(Exercise details): Repeat the listing below in full, keeping each word as given.

(Source records):
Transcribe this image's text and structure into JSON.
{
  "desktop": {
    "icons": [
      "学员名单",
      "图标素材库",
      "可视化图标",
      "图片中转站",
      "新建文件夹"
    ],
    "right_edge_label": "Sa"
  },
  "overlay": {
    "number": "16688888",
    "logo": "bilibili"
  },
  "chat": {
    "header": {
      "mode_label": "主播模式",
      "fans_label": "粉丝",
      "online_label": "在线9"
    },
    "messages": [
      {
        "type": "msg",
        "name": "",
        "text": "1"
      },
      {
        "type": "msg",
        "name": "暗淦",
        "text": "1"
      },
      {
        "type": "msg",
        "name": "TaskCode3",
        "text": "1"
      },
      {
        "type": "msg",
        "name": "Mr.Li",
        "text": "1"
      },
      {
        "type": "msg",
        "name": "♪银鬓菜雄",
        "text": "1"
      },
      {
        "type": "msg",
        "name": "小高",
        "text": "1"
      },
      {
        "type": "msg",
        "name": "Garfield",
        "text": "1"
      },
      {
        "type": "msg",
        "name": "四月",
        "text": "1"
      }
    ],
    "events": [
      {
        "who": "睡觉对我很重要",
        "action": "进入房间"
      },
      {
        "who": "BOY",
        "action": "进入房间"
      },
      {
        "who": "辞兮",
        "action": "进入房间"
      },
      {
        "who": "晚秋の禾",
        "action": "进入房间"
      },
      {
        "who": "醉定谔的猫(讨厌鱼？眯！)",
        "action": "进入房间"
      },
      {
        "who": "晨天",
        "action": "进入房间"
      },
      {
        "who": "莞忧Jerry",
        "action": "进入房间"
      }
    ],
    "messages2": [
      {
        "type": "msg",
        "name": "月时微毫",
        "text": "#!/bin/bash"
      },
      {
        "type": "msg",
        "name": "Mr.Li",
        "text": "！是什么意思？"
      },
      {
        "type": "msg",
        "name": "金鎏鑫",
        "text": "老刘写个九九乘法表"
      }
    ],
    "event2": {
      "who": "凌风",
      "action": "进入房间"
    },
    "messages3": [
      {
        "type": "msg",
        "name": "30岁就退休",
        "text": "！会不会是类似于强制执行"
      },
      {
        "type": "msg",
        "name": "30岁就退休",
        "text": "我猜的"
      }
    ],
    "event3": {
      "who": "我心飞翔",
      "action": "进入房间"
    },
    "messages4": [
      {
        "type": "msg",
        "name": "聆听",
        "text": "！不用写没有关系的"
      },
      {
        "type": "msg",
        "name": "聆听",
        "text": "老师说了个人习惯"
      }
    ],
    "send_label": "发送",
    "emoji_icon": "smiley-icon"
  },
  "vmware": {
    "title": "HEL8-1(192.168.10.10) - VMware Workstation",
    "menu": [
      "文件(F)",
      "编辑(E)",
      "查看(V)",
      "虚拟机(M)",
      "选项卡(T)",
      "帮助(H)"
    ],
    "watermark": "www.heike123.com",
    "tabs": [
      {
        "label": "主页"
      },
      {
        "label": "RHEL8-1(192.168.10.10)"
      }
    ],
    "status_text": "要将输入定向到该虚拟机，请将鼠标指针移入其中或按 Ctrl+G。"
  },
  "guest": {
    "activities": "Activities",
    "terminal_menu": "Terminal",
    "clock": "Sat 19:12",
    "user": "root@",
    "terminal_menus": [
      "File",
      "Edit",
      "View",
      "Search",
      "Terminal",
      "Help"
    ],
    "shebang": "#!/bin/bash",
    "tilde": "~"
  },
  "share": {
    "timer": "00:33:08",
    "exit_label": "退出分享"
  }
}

(Answer to this problem):
Transcribe this image's text and structure into JSON.
{
  "desktop": {
    "icons": [
      "学员名单",
      "图标素材库",
      "可视化图标",
      "图片中转站",
      "新建文件夹"
    ],
    "right_edge_label": "Sa"
  },
  "overlay": {
    "number": "16688888",
    "logo": "bilibili"
  },
  "chat": {
    "header": {
      "mode_label": "主播模式",
      "fans_label": "粉丝",
      "online_label": "在线9"
    },
    "messages": [
      {
        "type": "msg",
        "name": "",
        "text": "1"
      },
      {
        "type": "msg",
        "name": "暗淦",
        "text": "1"
      },
      {
        "type": "msg",
        "name": "TaskCode3",
        "text": "1"
      },
      {
        "type": "msg",
        "name": "Mr.Li",
        "text": "1"
      },
      {
        "type": "msg",
        "name": "♪银鬓菜雄",
        "text": "1"
      },
      {
        "type": "msg",
        "name": "小高",
        "text": "1"
      },
      {
        "type": "msg",
        "name": "Garfield",
        "text": "1"
      },
      {
        "type": "msg",
        "name": "四月",
        "text": "1"
      }
    ],
    "events": [
      {
        "who": "睡觉对我很重要",
        "action": "进入房间"
      },
      {
        "who": "BOY",
        "action": "进入房间"
      },
      {
        "who": "辞兮",
        "action": "进入房间"
      },
      {
        "who": "晚秋の禾",
        "action": "进入房间"
      },
      {
        "who": "醉定谔的猫(讨厌鱼？眯！)",
        "action": "进入房间"
      },
      {
        "who": "晨天",
        "action": "进入房间"
      },
      {
        "who": "莞忧Jerry",
        "action": "进入房间"
      }
    ],
    "messages2": [
      {
        "type": "msg",
        "name": "月时微毫",
        "text": "#!/bin/bash"
      },
      {
        "type": "msg",
        "name": "Mr.Li",
        "text": "！是什么意思？"
      },
      {
        "type": "msg",
        "name": "金鎏鑫",
        "text": "老刘写个九九乘法表"
      }
    ],
    "event2": {
      "who": "凌风",
      "action": "进入房间"
    },
    "messages3": [
      {
        "type": "msg",
        "name": "30岁就退休",
        "text": "！会不会是类似于强制执行"
      },
      {
        "type": "msg",
        "name": "30岁就退休",
        "text": "我猜的"
      }
    ],
    "event3": {
      "who": "我心飞翔",
      "action": "进入房间"
    },
    "messages4": [
      {
        "type": "msg",
        "name": "聆听",
        "text": "！不用写没有关系的"
      },
      {
        "type": "msg",
        "name": "聆听",
        "text": "老师说了个人习惯"
      }
    ],
    "send_label": "发送",
    "emoji_icon": "smiley-icon"
  },
  "vmware": {
    "title": "HEL8-1(192.168.10.10) - VMware Workstation",
    "menu": [
      "文件(F)",
      "编辑(E)",
      "查看(V)",
      "虚拟机(M)",
      "选项卡(T)",
      "帮助(H)"
    ],
    "watermark": "www.heike123.com",
    "tabs": [
      {
        "label": "主页"
      },
      {
        "label": "RHEL8-1(192.168.10.10)"
      }
    ],
    "status_text": "要将输入定向到该虚拟机，请将鼠标指针移入其中或按 Ctrl+G。"
  },
  "guest": {
    "activities": "Activities",
    "terminal_menu": "Terminal",
    "clock": "Sat 19:12",
    "user": "root@",
    "terminal_menus": [
      "File",
      "Edit",
      "View",
      "Search",
      "Terminal",
      "Help"
    ],
    "shebang": "#!/bin/bash",
    "tilde": "~"
  },
  "share": {
    "timer": "00:33:08",
    "exit_label": "退出分享"
  }
}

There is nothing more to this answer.